- Companies looking to protect sensitive IPs, internal data, and other digital assets.
Cryptographic currency essentially exists online with value and ownership protected through the use of cryptographic services and keys. A financial institution cannot and will not leave private keys protecting billions of dollars of assets lying around somewhere on a major public cloud provider. Usually, those dealing with the high-stakes world of digital assets and investments will need to work to keep their private keys and their associated applications in their own dedicated secure hardware environment.
- Telecommunication and specialty service companies such as Fintech.
Telecommunication companies themselves may be providing cloud services to customers and will therefore require dedicated secure computing environments. Since they are appealing to a small circle of trusted clients, and in many cases are providing the services completely within their local geography, a hardware security platform of their own would give them greater control and their customers the added layer of security they need.
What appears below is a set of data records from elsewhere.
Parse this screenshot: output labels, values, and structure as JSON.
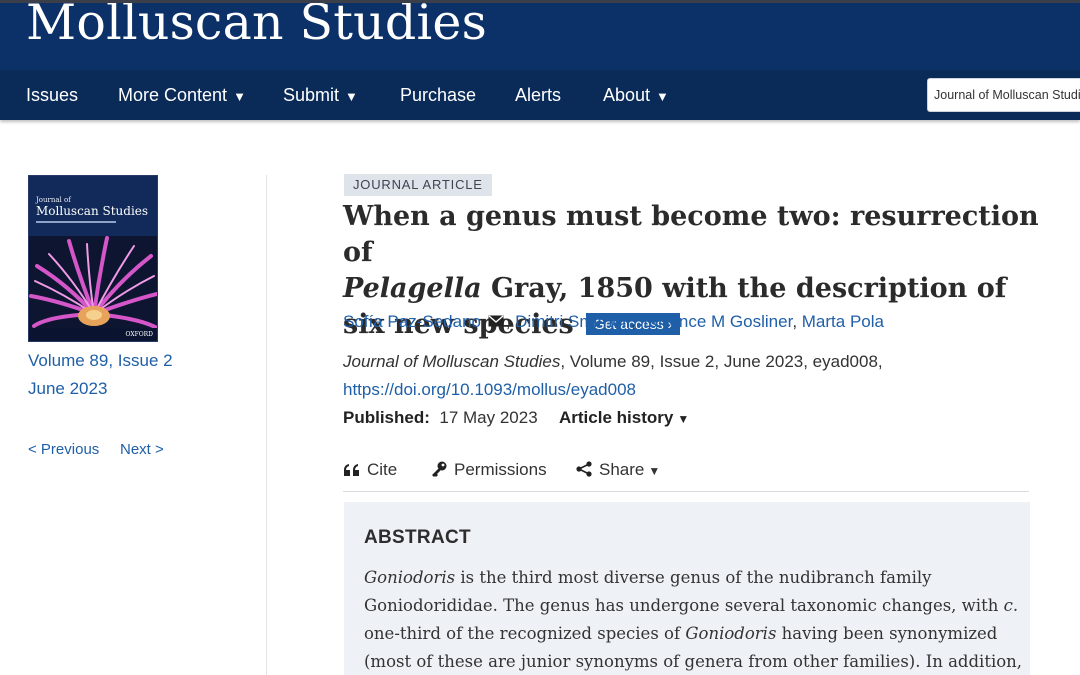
{
  "header": {
    "brand": "Molluscan Studies"
  },
  "nav": {
    "items": [
      {
        "label": "Issues",
        "dropdown": false
      },
      {
        "label": "More Content",
        "dropdown": true
      },
      {
        "label": "Submit",
        "dropdown": true
      },
      {
        "label": "Purchase",
        "dropdown": false
      },
      {
        "label": "Alerts",
        "dropdown": false
      },
      {
        "label": "About",
        "dropdown": true
      }
    ],
    "journal_select": "Journal of Molluscan Studies"
  },
  "sidebar": {
    "cover": {
      "journal_small": "Journal of",
      "journal_title": "Molluscan Studies",
      "publisher": "OXFORD"
    },
    "volume_issue": "Volume 89, Issue 2",
    "date": "June 2023",
    "previous": "< Previous",
    "next": "Next >"
  },
  "article": {
    "type_tag": "JOURNAL ARTICLE",
    "title_part1": "When a genus must become two: resurrection of",
    "title_italic": "Pelagella",
    "title_part2": " Gray, 1850 with the description of six new species",
    "get_access": "Get access",
    "authors": [
      "Sofía Paz-Sedano",
      "Dimitri Smirnoff",
      "Terrence M Gosliner",
      "Marta Pola"
    ],
    "citation_journal": "Journal of Molluscan Studies",
    "citation_rest": ", Volume 89, Issue 2, June 2023, eyad008,",
    "doi": "https://doi.org/10.1093/mollus/eyad008",
    "published_label": "Published:",
    "published_date": "17 May 2023",
    "article_history": "Article history"
  },
  "tools": {
    "cite": "Cite",
    "permissions": "Permissions",
    "share": "Share"
  },
  "abstract": {
    "heading": "ABSTRACT",
    "line1_italic": "Goniodoris",
    "line1_rest": " is the third most diverse genus of the nudibranch family",
    "line2_pre": "Goniodorididae. The genus has undergone several taxonomic changes, with ",
    "line2_italic": "c.",
    "line3_pre": "one-third of the recognized species of ",
    "line3_italic": "Goniodoris",
    "line3_rest": " having been synonymized",
    "line4": "(most of these are junior synonyms of genera from other families). In addition,"
  },
  "colors": {
    "banner": "#0b3168",
    "nav": "#0a2a57",
    "link": "#1f5fa8",
    "abstract_bg": "#eef1f5"
  }
}
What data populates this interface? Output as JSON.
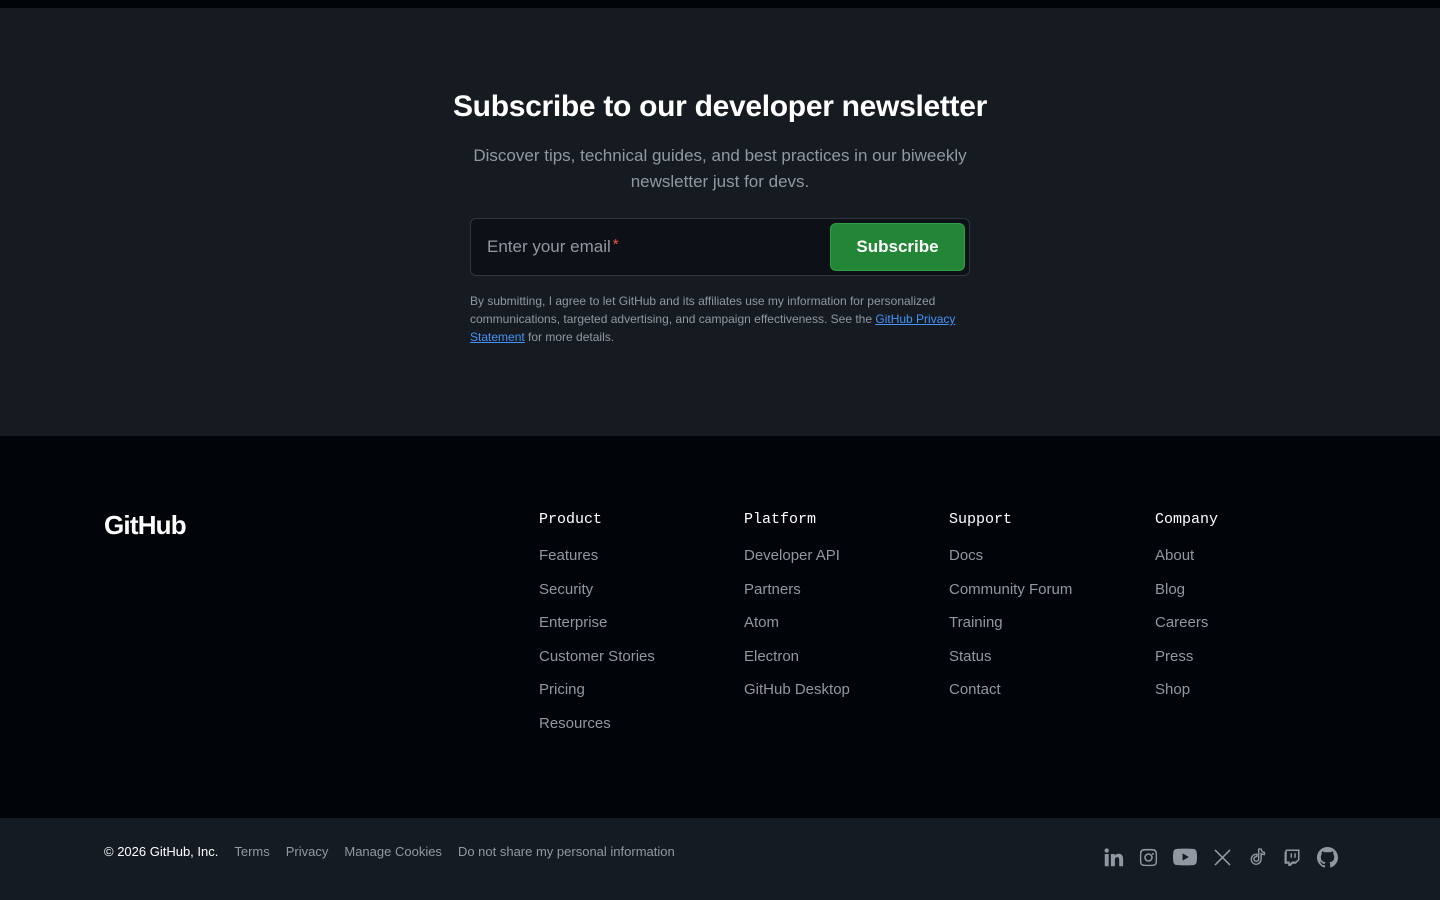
{
  "newsletter": {
    "title": "Subscribe to our developer newsletter",
    "subtitle": "Discover tips, technical guides, and best practices in our biweekly newsletter just for devs.",
    "email_placeholder": "Enter your email",
    "required_mark": "*",
    "subscribe_label": "Subscribe",
    "legal_prefix": "By submitting, I agree to let GitHub and its affiliates use my information for personalized communications, targeted advertising, and campaign effectiveness. See the ",
    "legal_link": "GitHub Privacy Statement",
    "legal_suffix": " for more details."
  },
  "footer": {
    "logo": "GitHub",
    "columns": [
      {
        "title": "Product",
        "links": [
          "Features",
          "Security",
          "Enterprise",
          "Customer Stories",
          "Pricing",
          "Resources"
        ]
      },
      {
        "title": "Platform",
        "links": [
          "Developer API",
          "Partners",
          "Atom",
          "Electron",
          "GitHub Desktop"
        ]
      },
      {
        "title": "Support",
        "links": [
          "Docs",
          "Community Forum",
          "Training",
          "Status",
          "Contact"
        ]
      },
      {
        "title": "Company",
        "links": [
          "About",
          "Blog",
          "Careers",
          "Press",
          "Shop"
        ]
      }
    ]
  },
  "bottom": {
    "copyright": "© 2026 GitHub, Inc.",
    "links": [
      "Terms",
      "Privacy",
      "Manage Cookies",
      "Do not share my personal information"
    ],
    "social_icons": [
      "linkedin-icon",
      "instagram-icon",
      "youtube-icon",
      "x-icon",
      "tiktok-icon",
      "twitch-icon",
      "github-icon"
    ]
  },
  "colors": {
    "background": "#010409",
    "newsletter_bg": "#161b22",
    "accent_green": "#238636",
    "link_blue": "#4493f8",
    "muted_text": "#9198a1"
  }
}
- Companies working with edge computing.
Edge computing brings computing closer to the end device and users, such as AI control of industrial processing, feedback from medical devices––the list goes on. As data moves closer to the edge, it loses the protection of secure data centers requiring the edge computing device itself to be a comprehensive and highly secure computing environment. A secure hardware security platform must be able to protect this kind of data and ensure the components are tamper-proof so that they do not become another vulnerable endpoint to mitigate.
With Hub Security’s military-grade FIPS level 4 compliant hardware security platform, organizations can now secure any type of sensitive business flow and transaction with end-to-end zero-trust security. The HSM provides a master root of trust so you can sign, encrypt and protect data while it’s in motion, in use, and at rest.
Hardware security platforms safely store and manage keys, digital assets, and sensitive data, as well as run sensitive business applications in isolated and secure environments. The right hardware platform should be built for zero-trust security –– including sensitive and complex approval flows, secure access and policies, embedded hardware firewalls, and high performance and compatibility with all your CPU/GPU systems and applications.